While I was watching Berkeley Professor Brian Harvey’s Computer Science 61A: Structure and Interpretation of Computer Programs lectures, I came across an included video during the 2010 lectures #5 and #6 featuring rare footage of Alan Kay giving a talk in 1987 on object-oriented programming and the history of early computing milestones as pertains GUIs, graphics, interactivity, networking and code.
An excerpt from Alan Kay’s Wikipedia article offers the following relevant info:
In 1966, Alan began graduate school at the University of Utah College of Engineering, earning a Master’s degree and a Ph.D. degree. There, he worked with Ivan Sutherland, who had done pioneering graphics programs including Sketchpad. This greatly inspired Kay’s evolving views on objects and programming.

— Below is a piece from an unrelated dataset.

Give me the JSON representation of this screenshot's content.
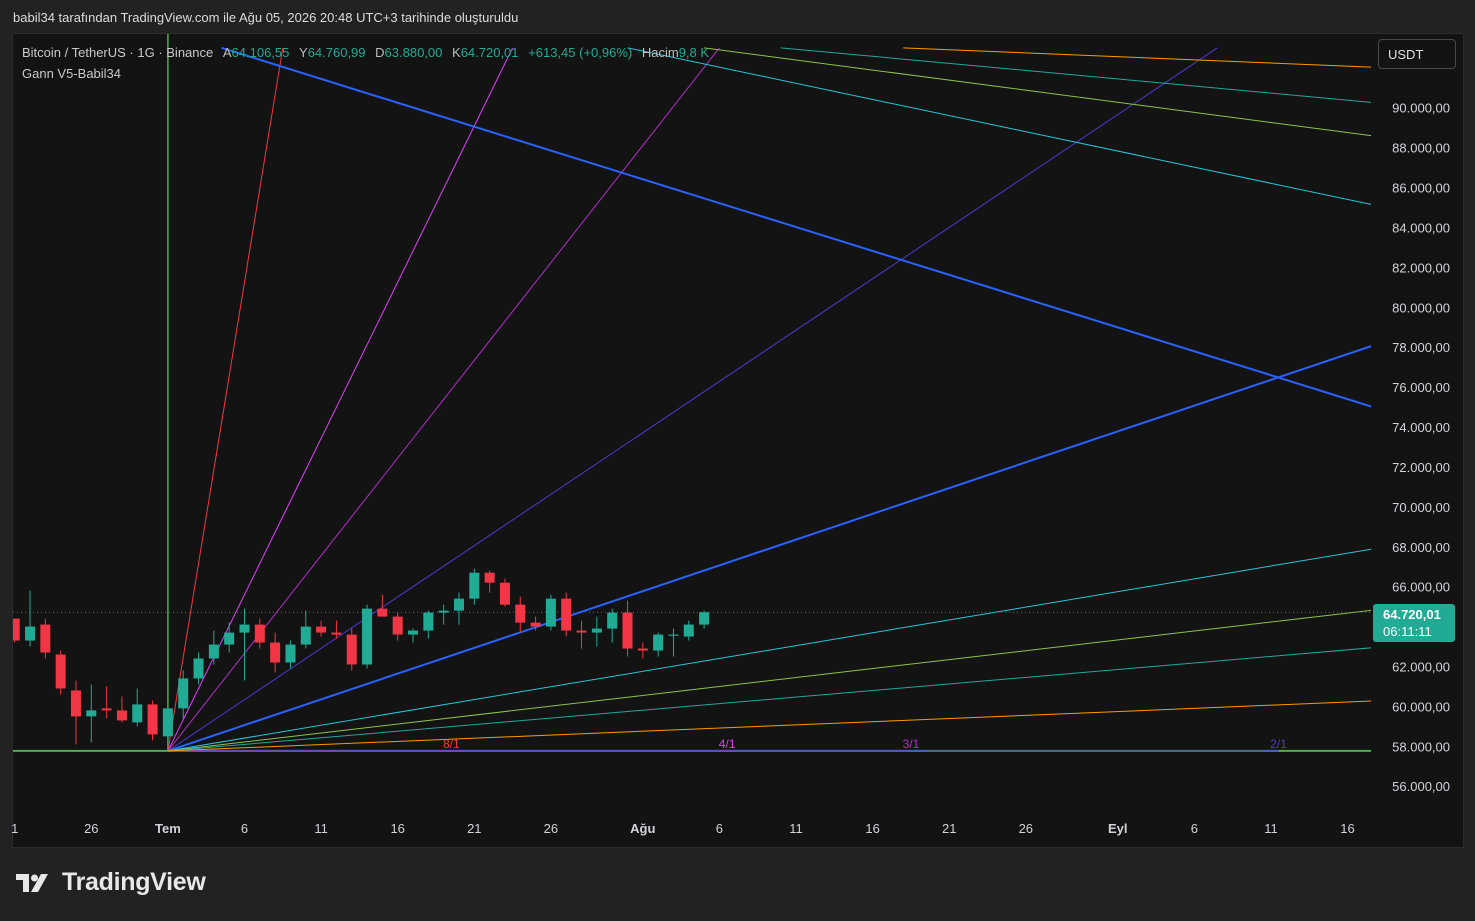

Kay is one of the fathers of the idea of object-oriented programming, which he named, along with some colleagues at PARC and predecessors at the Norwegian Computing Center. He conceived the Dynabook concept which defined the conceptual basics for laptop and tablet computers and E-books, and is the architect of the modern overlapping windowing graphical user interface (GUI).
Relive some exciting moments in computing history with these videos!!
(FYI: Alan starts talking at 2:38 minutes into the video after Brian Harvey’s introduction.)
Along with Alan’s presentation are excerpts of a demo for the “Sketch Pad” given by Ivan Sutherland from 1962.
The Mother of All Demos is a name given retrospectively to Douglas Engelbart’s December 9, 1968 demonstration of experimental computer technologies that are now commonplace. The live demonstration featured the introduction of a system called NLS which included one of the earliest computer mouses as well as of video conferencing, teleconferencing, hypertext, word processing, hypermedia, object addressing and dynamic file linking, revision control, and a collaborative real-time editor.
|Douglas Engelbart, Mother of All Demos, 1968|